Thinking about that lately, I have arrived at the conclusion that a house is a necessity, and not an investment. In fact, it is a poor investment, appreciating far slower than other assets you can find (e.g., the stock market, or a good small business). At the same time, this so called investment, the house, is financed by a liability, a mortgage, which costs 5-6% today, and in the past has cost as much as 10-12%. So why acquire an asset+liability combo where the asset appreciates at 4-5% while the liability costs 5-6% (I know there are deductions and such, but still)? This is probably the biggest thing puzzling me about America (a bit sarcastic, of course). I am c'mon, just how much is that "Dream" embedded in the people's psyches for them to make such a poor investment decision year after year, generation after generation.
Which brings us to the issue of foreclosures. Because owning of the house is embedded in the American fibre as such an important milestone, and bigger is considered better", we are seeing the problems in housing today.
IMHO it is smart for the US government to offer the mortgage interest deduction and the various other assistance programs (downpayment assistance, this assitance, that assistance) to help people buy a place they call home. That's fine. But when that fuels a speculative bubble, I think something has gone wrong. Tax code, incentives, etc - all of these have contributed to that. I don't even have a solution to how this can be fixed.
Another value that owning a house adds to the society is that an average American household is a poor saver. So paying a fixed rate mortgage down and slowly realizing the equity of the house is one way that people are able to save. Compare that to Asians, especially the Japanese, who are awesome savers. Now - which is better? I don't know.
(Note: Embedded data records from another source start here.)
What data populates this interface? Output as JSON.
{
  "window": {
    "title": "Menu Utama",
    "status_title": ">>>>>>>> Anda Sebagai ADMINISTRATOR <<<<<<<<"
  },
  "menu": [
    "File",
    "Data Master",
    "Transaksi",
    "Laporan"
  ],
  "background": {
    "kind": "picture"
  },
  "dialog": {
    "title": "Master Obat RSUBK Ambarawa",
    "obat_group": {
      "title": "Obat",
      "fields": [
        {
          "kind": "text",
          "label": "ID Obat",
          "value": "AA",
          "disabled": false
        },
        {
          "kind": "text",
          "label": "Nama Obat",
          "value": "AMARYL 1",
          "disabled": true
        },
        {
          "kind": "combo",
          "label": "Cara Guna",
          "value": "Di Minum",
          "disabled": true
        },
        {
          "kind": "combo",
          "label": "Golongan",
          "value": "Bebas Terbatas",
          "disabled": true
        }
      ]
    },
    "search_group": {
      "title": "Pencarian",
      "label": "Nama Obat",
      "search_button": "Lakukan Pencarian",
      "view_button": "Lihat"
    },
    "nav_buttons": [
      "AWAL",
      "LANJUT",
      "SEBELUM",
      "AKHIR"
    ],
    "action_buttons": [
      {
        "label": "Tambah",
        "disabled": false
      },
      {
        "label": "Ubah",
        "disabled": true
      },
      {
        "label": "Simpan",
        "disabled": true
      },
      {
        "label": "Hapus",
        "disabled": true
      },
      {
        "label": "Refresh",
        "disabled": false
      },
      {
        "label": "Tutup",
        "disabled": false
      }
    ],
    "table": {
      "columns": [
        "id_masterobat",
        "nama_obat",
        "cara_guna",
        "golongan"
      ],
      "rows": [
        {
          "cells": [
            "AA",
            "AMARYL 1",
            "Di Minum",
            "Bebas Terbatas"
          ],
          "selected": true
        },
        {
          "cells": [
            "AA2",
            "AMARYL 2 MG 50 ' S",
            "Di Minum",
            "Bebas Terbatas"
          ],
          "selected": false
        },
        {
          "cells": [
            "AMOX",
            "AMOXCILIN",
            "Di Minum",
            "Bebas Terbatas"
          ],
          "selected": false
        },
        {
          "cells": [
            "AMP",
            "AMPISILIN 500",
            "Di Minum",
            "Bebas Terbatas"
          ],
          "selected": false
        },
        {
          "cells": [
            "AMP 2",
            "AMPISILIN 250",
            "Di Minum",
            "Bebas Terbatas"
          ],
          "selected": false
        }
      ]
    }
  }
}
Look at the depressed Japanese stock markets over 15-20 years, where the savings rate has created too much capital, not enough opportunity. I think the Japanese could learn a lesson or two from the American's to spend a little money. C'mon, get a few credit cards, go on a shopping spree, add to Japanese consumption, and by that, to the world consumption. Help the American consumer carry the load a bit. American's could learn some from the Japanese to save well.
I come from a society where people buy a house and probably 2 or 3 generations end up living there. Typically, the house is purchased w/ cash, and that makes the purchase difficult. So the prices are much-much lower. That is all changing. I think people in my home country and the neighboring countries are slowly learning the "American way". Asset bubbles coming all over the world.
Here in US, buying a house is a different story. Despite what the realtors here might say: it is an emotional decision, it is the biggest financial decision in your life, etc, I believe the buy-sell rate is pretty high (if you want to know what the biggest decision in one's life is - I would say, marriage). I would think that on average, a house is probably owned around 7 years. Big, emotional decision? Sure. But 7 years, c'mon, that's hardly anything. Got a better job? Move up. Got a kid or two? Move up. Job in another city? Move on. Divorce? Sell the house, start renting again. And now, with the the recent asset bubble, you have the drive-by-night flippers and what-nots, so the transaction count went through the roof.
I think the US is headed for a couple (maybe 3, 4 5) years of very tough economic situation. I easily see the housing prices down 40, 50% from the highs, if not in the entire country, perhaps in some harder-hit regions. The problem is, the other big asset class, the equities, are also going to be fairly hard-hit. So it is going to be very, very tough for the speculatively-minded, quick-rich schemers to find the next asset class to bubble up.
Hopefully, this serves as a good lesson for the country as a whole. Perhaps some speculators get burned, and some well-meaning people who decided to get into the speculation business learn (expensive) lessons. Was it worth it? I don't know. But I am a firm believer in Darwinism.